Leaves, stem bark, flowers, seed oil, root.
A sedative and an astringent effects are present in various parts of the evening primrose herb, such as the flowers, the leaves, and the bark on the stem. Disorders such as the whooping cough have been treated using all three parts of the herb and these are normally prescribed by many traditional herbalists in treating this disorder. Conditions such as digestive problems and asthma can also be treated using the herbal remedies made from the evening primrose plant. The evening primrose herb is also used in the preparation of an herbal poultice which is used extensively in the treatment and easing of the discomfort related to rheumatic disorders affecting patients. External skin problems such as eczema, and some other skin conditions with symptomatic itching, and problems such as breast tenderness can be treated using topical application of the herbal evening primrose oil. Elevations in the blood pressure of the patient can be treated by making the person consume the herbal evening primrose oil, at the same time, this oil is also used in the prevention of clumping in the platelets within the blood during internal hemorrhage and injuries. Premenstrual disorders are also normally treated using this herbal oil these days, and the oil is also used in the treatment of tension and bloating in the abdominal region that occurs in women before menstruation. Consuming the oil of the evening primrose may also be of some benefit in individuals affected by severe disorders such as the multiple sclerosis, the oil can also be of benefit in the treatment of rheumatoid arthritis, in treating intermittent claudication, which is a cramp like pain that affects the leg of the patients, circulatory disorders can also be treated using the oil of the evening primrose.

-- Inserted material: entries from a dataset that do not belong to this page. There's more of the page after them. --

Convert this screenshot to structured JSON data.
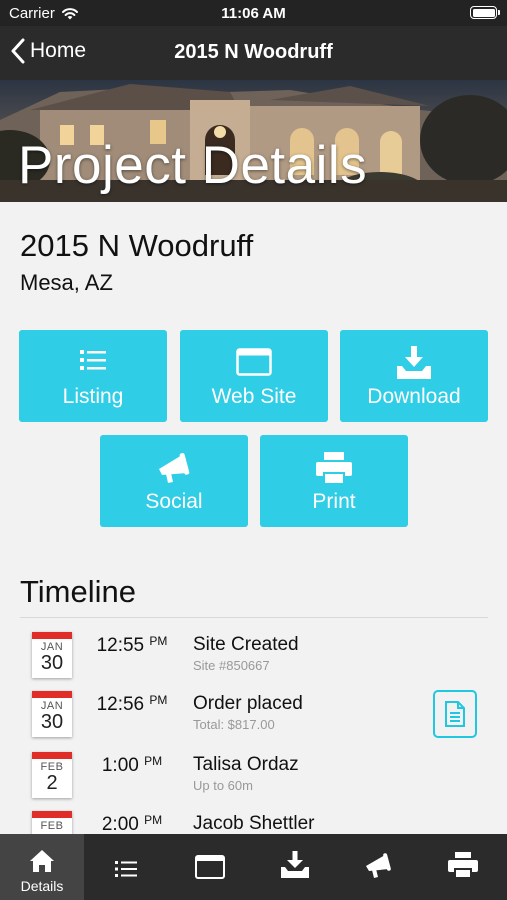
{
  "status_bar": {
    "carrier": "Carrier",
    "time": "11:06 AM"
  },
  "nav": {
    "back_label": "Home",
    "title": "2015 N Woodruff"
  },
  "hero": {
    "title": "Project Details"
  },
  "address": {
    "street": "2015 N Woodruff",
    "city": "Mesa, AZ"
  },
  "actions": {
    "listing": "Listing",
    "website": "Web Site",
    "download": "Download",
    "social": "Social",
    "print": "Print"
  },
  "timeline": {
    "title": "Timeline",
    "items": [
      {
        "month": "JAN",
        "day": "30",
        "time": "12:55",
        "ampm": "PM",
        "title": "Site Created",
        "subtitle": "Site #850667"
      },
      {
        "month": "JAN",
        "day": "30",
        "time": "12:56",
        "ampm": "PM",
        "title": "Order placed",
        "subtitle": "Total: $817.00"
      },
      {
        "month": "FEB",
        "day": "2",
        "time": "1:00",
        "ampm": "PM",
        "title": "Talisa Ordaz",
        "subtitle": "Up to 60m"
      },
      {
        "month": "FEB",
        "day": "",
        "time": "2:00",
        "ampm": "PM",
        "title": "Jacob Shettler",
        "subtitle": ""
      }
    ]
  },
  "tab_bar": {
    "details_label": "Details"
  },
  "colors": {
    "accent": "#2fcde6",
    "bar": "#2b2b2b",
    "calendar_red": "#e12d27"
  }
}
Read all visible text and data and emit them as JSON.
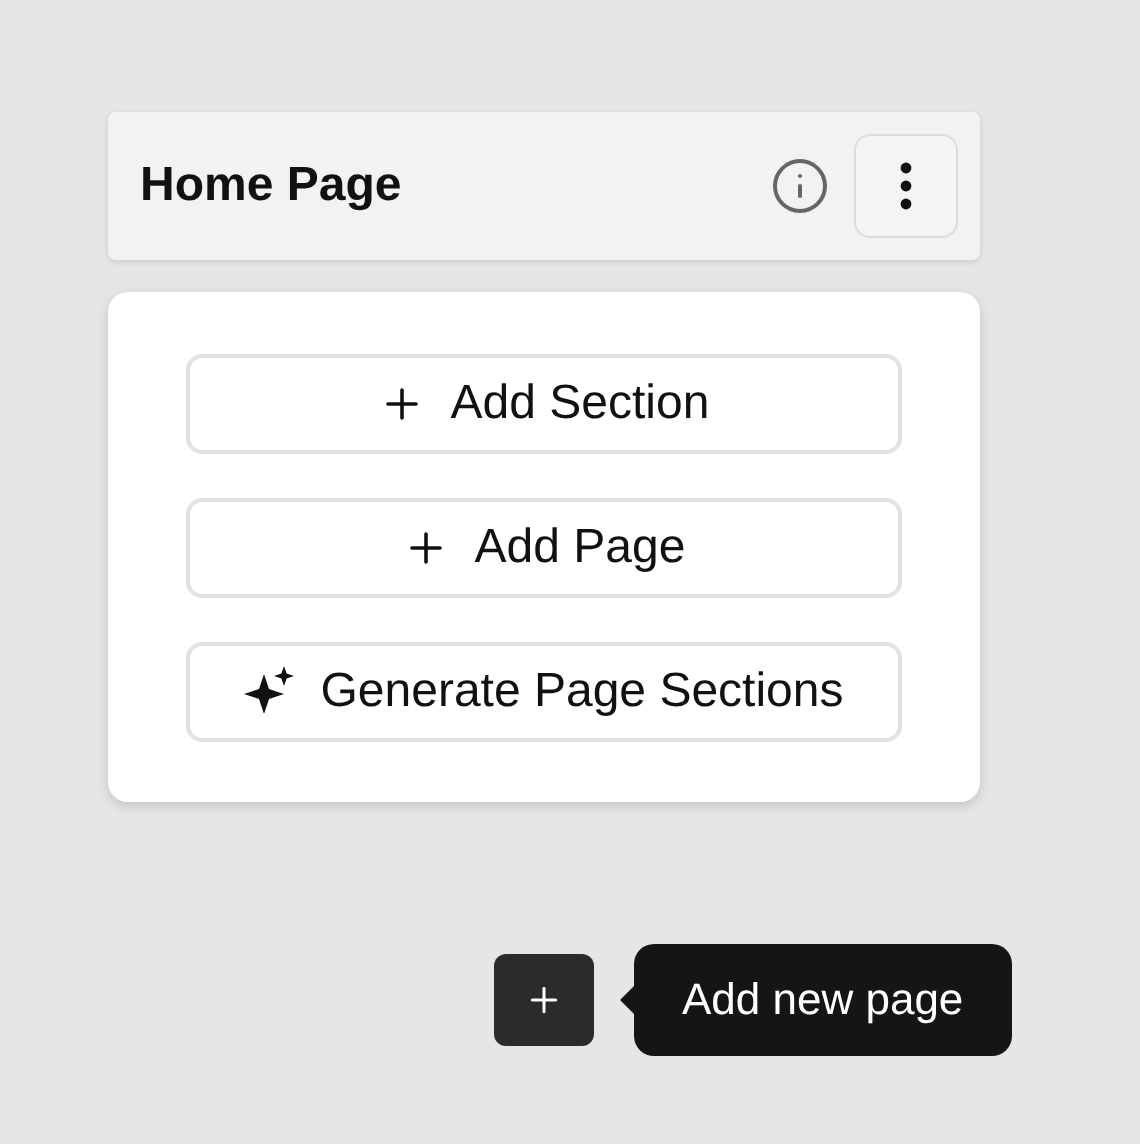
{
  "header": {
    "title": "Home Page"
  },
  "menu": [
    {
      "label": "Add Section",
      "kind": "add"
    },
    {
      "label": "Add Page",
      "kind": "add"
    },
    {
      "label": "Generate Page Sections",
      "kind": "generate"
    }
  ],
  "tooltip": {
    "text": "Add new page"
  }
}
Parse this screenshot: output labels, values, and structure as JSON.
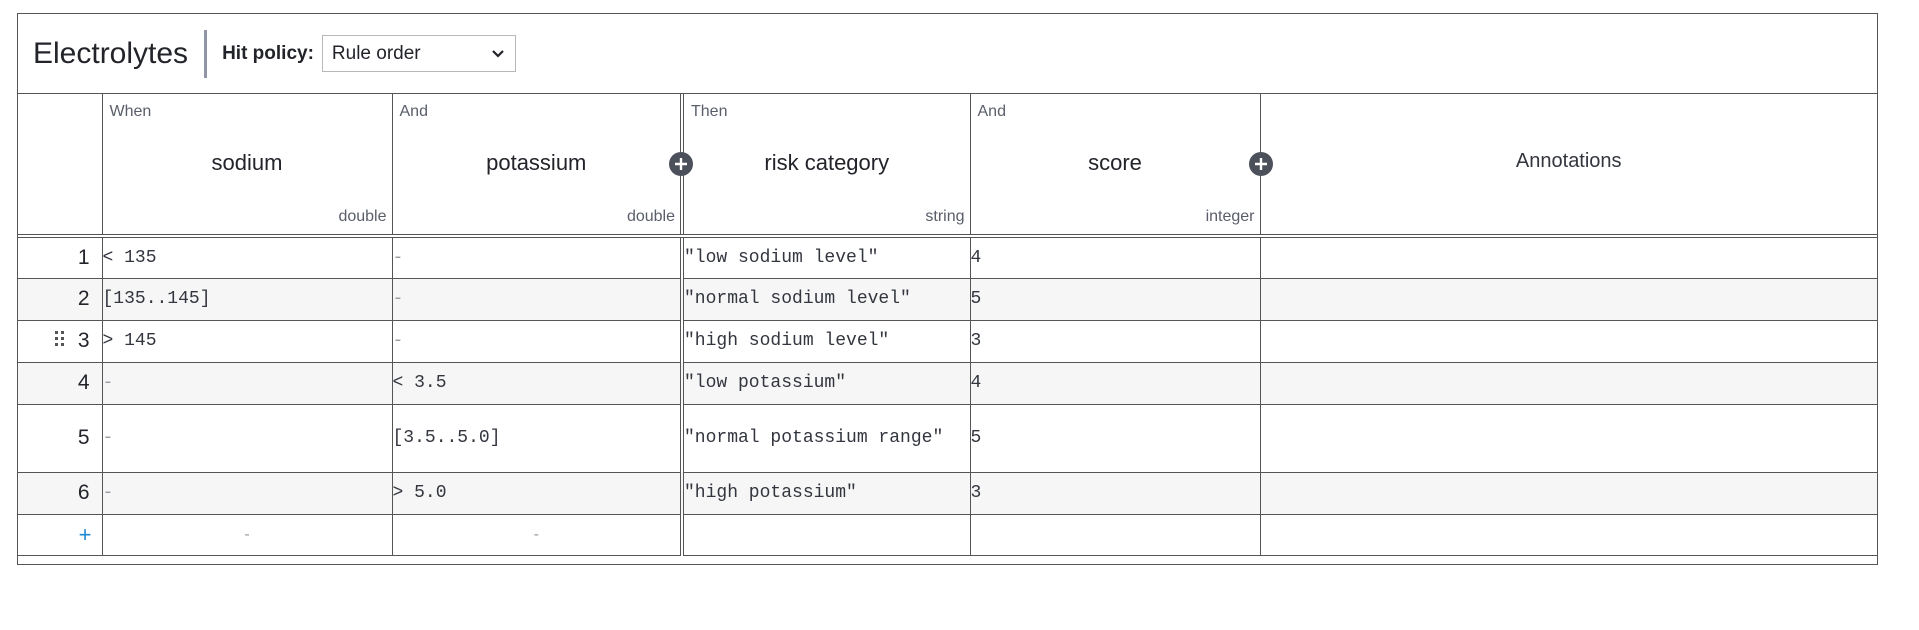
{
  "decision": {
    "title": "Electrolytes",
    "hit_policy_label": "Hit policy:",
    "hit_policy_value": "Rule order"
  },
  "columns": {
    "input1": {
      "clause": "When",
      "label": "sodium",
      "type": "double"
    },
    "input2": {
      "clause": "And",
      "label": "potassium",
      "type": "double"
    },
    "output1": {
      "clause": "Then",
      "label": "risk category",
      "type": "string"
    },
    "output2": {
      "clause": "And",
      "label": "score",
      "type": "integer"
    },
    "annotations": {
      "label": "Annotations"
    }
  },
  "rules": [
    {
      "num": "1",
      "sodium": "< 135",
      "potassium": "-",
      "risk": "\"low sodium level\"",
      "score": "4",
      "annotation": ""
    },
    {
      "num": "2",
      "sodium": "[135..145]",
      "potassium": "-",
      "risk": "\"normal sodium level\"",
      "score": "5",
      "annotation": ""
    },
    {
      "num": "3",
      "sodium": "> 145",
      "potassium": "-",
      "risk": "\"high sodium level\"",
      "score": "3",
      "annotation": ""
    },
    {
      "num": "4",
      "sodium": "-",
      "potassium": "< 3.5",
      "risk": "\"low potassium\"",
      "score": "4",
      "annotation": ""
    },
    {
      "num": "5",
      "sodium": "-",
      "potassium": "[3.5..5.0]",
      "risk": "\"normal potassium range\"",
      "score": "5",
      "annotation": ""
    },
    {
      "num": "6",
      "sodium": "-",
      "potassium": "> 5.0",
      "risk": "\"high potassium\"",
      "score": "3",
      "annotation": ""
    }
  ],
  "footer": {
    "add_symbol": "+",
    "input1_placeholder": "-",
    "input2_placeholder": "-"
  },
  "icons": {
    "add_column": "plus-circle-icon",
    "dropdown": "chevron-down-icon",
    "drag": "drag-handle-icon"
  }
}
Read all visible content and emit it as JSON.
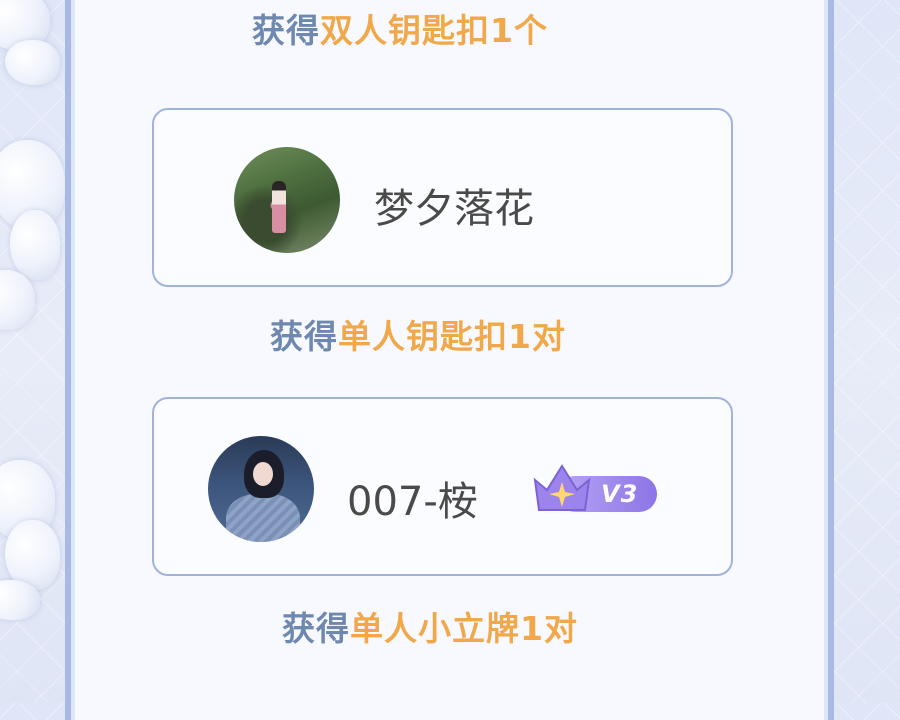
{
  "prizes": [
    {
      "prefix": "获得",
      "item": "双人钥匙扣1个"
    },
    {
      "prefix": "获得",
      "item": "单人钥匙扣1对"
    },
    {
      "prefix": "获得",
      "item": "单人小立牌1对"
    }
  ],
  "winners": [
    {
      "name": "梦夕落花",
      "avatar": "avatar-photo-garden"
    },
    {
      "name": "007-桉",
      "avatar": "avatar-photo-portrait",
      "badge": "V3",
      "badge_icon": "crown-star-icon"
    }
  ],
  "colors": {
    "prefix": "#6f88b0",
    "item": "#f0a84a",
    "card_border": "#9fb3dc",
    "frame": "#a9b9e6"
  }
}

As previously mentioned, the evening primrose is a plant which was native to parts of the North American continent, however, in the present, most temperate regions around the world have established populations of the evening primrose due to transplantation over the years. The herb typically inhabits dunes and sandy soils in many open areas and waste grounds around the world - it is a very hardy herb and can grow well under adverse climactic conditions. Commercial cultivation of the evening primrose for its seed oil is also carried out in a substantial manner in many temperate regions of the world.
Many of the essential fatty acids are found in large quantities in the seed oil of the evening primrose herb, the proportions of the two most notable essential fatty acids include about seventy percent cis-linoleic acid and about nine percent of the fatty acid cis-gamma-linolenic acid. The presence of the gamma-linolenic acid - the GLA in short, which is a major precursor for the formation of the prostaglandin E1 in the human body, is the major reason for the beneficial actions attributed to the seed oil of the evening primrose plant. The vitamin E is often added to the seed oil in order to prevent oxidation of the important metabolic compound during storage and processing of the oil.
Dosage requirements differ, but for treatment purposes, there are 500 mg evening primrose oil capsules available at many health food stores. The maximum adult dose is normally about four g of the oil daily, while the majority of the clinical trials typically use doses of one or two capsules, taken twice or thrice every day, during the treatment regimen. Results can be expected to take three months to appear during the treatment of some conditions using the herbal evening primrose oil.
As has been mentioned before, all schizophrenic patients already on phenothiazine medications such as Compazine -marketed as prochlorperazine, Mellaril - marketed as thioridazine, Sparine - trade name promazine, Stelazine - marketed as trifluoperazine, Thorazine - marketed as chlorpromazine and Trilafon - trade name perphenazine are advised not to use the oil of the evening primrose for any purpose, this also includes avoiding GLA supplements - side effects are known to occur when the oil is used concurrently with these drugs. The main side effect for the patient using this combination being the higher risk of epileptic seizure affecting him or her when using the drugs and the herbal oil are consumed at the same time. The oil of the evening primrose must also be avoided by people taking some other types of medications, including Wellbutrin and other anti-depressants; these may interact with the oil and lead to the lowering in the seizure threshold for the person concerned.